Winterization, i.e., shutting off the water to your house, is extremely vital, as this area of Washington State can get very cold, and has a frostline of perhaps eighteen inches or more. Needless to say, this is a recipe for pipes to freeze and break. During the 2013 winter alone, four houses within Sun Cove suffered major water damage from these leakages. Simply shutting off the water at the meter or at the shutoff within your own house could potentially save you thousands of dollars.
WHY DOES SUN COVE USE CHLORINE?
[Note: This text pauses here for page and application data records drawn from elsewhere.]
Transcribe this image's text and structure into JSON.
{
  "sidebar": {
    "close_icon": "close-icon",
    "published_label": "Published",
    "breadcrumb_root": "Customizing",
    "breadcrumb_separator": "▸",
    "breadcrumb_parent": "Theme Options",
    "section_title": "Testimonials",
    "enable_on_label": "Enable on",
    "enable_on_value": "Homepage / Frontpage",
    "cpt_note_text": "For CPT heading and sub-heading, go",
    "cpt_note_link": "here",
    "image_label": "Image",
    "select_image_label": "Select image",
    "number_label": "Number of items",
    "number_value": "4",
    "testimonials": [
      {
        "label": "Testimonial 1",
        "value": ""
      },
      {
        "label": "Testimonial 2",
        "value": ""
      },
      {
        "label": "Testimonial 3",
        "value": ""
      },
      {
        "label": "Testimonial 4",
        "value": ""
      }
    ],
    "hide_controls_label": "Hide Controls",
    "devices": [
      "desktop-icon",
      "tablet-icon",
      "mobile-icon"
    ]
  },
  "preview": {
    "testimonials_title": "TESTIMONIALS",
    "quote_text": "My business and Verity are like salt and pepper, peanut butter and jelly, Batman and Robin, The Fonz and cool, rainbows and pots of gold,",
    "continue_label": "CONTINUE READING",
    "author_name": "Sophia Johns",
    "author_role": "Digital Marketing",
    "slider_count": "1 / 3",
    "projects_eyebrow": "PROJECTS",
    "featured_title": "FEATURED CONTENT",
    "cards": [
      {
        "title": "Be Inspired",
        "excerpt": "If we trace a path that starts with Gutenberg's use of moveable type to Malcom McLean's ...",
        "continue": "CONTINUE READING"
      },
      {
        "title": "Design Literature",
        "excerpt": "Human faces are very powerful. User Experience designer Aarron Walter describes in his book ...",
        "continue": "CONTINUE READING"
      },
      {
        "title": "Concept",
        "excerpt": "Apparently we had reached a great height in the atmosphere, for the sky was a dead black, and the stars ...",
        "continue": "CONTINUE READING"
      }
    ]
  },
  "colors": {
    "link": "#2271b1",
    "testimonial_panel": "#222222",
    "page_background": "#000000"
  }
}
Although chlorine can be dangerous is its own right it is the most useful form of disinfection known to the water industry. It is the only method with which we can test for a “residual” content left within the water. The residual is the amount of chlorine left after the rest of the chlorine has been 'eaten up' by its job of disinfection; therefore, being able to detect a residual means that there was enough chlorine in the water to be effective, and then some. Sun Cove’s chlorination program is routinely monitored, adjusted and kept at the lowest possible useful level. This level is likely far lower than the average city’s water system.
DOES SUN COVE ADD OTHER CHEMICALS TO THE WATER?
No. Chlorine is all that is necessary regarding disinfection. Although Sun Cove utilizes ground water, its mineral content (excessive calcium content, buildup etc.) seems to be low enough that it does not require chemical correction. Sun Cove has never had a problem with excessive lead or copper and does not fluoridate water.
WHAT IS THE YELLOW LOCKING DEVICE IN SOME VAULTS?
This is a US customs shipping plug that is used to lock any meter connections that either do not have a meter installed, as no one has paid a connection fee, or that have required a mandatory water shut off. Sun Cove regulations issue penalties for unauthorized removal of these plugs.